=== Task brief ===
Looking at the data below, count the lines that contain the string "this". Write only the total.

::: Material supplied

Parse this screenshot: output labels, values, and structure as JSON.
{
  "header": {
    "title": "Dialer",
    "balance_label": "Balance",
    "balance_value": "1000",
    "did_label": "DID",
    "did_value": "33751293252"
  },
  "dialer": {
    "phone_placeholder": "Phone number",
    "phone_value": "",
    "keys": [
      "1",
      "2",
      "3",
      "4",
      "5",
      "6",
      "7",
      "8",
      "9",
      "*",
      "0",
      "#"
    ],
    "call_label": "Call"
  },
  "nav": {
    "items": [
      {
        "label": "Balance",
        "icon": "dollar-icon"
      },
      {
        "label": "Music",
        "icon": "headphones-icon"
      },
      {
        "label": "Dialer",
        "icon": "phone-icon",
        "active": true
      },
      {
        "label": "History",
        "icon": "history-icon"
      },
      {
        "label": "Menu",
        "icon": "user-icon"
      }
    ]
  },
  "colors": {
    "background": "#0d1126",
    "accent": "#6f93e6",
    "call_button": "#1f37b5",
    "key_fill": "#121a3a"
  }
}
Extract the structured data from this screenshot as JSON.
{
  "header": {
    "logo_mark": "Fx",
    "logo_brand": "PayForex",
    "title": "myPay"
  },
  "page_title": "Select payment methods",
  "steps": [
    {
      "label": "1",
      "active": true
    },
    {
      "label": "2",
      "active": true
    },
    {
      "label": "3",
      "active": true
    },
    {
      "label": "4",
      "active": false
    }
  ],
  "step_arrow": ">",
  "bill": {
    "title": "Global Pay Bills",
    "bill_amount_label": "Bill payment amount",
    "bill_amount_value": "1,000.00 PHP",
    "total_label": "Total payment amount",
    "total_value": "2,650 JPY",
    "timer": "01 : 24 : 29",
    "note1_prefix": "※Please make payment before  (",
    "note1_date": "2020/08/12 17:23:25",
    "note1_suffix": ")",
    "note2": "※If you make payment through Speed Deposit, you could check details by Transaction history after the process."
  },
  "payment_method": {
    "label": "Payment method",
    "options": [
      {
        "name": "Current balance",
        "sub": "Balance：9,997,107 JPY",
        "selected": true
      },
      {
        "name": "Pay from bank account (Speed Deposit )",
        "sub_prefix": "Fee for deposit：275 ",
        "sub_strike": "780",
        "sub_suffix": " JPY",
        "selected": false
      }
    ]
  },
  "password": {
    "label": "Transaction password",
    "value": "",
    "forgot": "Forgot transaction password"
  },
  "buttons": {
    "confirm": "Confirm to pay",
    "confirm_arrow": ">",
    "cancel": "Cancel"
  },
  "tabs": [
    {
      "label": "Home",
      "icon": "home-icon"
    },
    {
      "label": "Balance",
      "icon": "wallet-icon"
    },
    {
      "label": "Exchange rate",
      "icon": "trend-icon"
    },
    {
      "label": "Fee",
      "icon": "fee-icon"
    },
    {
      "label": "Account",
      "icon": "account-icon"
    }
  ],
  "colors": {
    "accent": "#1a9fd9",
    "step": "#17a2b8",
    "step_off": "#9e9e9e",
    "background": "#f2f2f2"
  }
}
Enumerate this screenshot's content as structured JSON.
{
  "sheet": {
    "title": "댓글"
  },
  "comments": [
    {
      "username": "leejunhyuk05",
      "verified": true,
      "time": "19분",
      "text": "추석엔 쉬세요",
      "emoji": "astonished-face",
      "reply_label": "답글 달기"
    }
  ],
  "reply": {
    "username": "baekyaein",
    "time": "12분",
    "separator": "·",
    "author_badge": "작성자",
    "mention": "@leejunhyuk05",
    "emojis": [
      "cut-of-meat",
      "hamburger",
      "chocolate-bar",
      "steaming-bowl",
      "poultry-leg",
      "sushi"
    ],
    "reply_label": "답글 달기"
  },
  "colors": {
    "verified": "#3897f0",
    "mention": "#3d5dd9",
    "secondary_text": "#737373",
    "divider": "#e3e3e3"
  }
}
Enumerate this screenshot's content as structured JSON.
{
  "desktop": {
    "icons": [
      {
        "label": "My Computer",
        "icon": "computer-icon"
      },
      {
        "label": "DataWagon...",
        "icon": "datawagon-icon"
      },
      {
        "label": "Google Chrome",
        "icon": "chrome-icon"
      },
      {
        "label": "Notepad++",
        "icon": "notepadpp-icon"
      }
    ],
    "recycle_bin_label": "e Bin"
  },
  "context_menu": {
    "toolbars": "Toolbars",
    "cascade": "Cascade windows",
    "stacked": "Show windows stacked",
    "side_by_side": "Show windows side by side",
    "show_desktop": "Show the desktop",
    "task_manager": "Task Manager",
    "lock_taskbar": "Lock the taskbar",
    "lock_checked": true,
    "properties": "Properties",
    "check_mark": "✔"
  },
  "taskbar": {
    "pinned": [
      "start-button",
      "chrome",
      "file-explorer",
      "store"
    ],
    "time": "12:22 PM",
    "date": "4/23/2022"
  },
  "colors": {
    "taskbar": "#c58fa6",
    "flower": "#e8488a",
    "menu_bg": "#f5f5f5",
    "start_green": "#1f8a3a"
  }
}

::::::

=== Task answer ===
4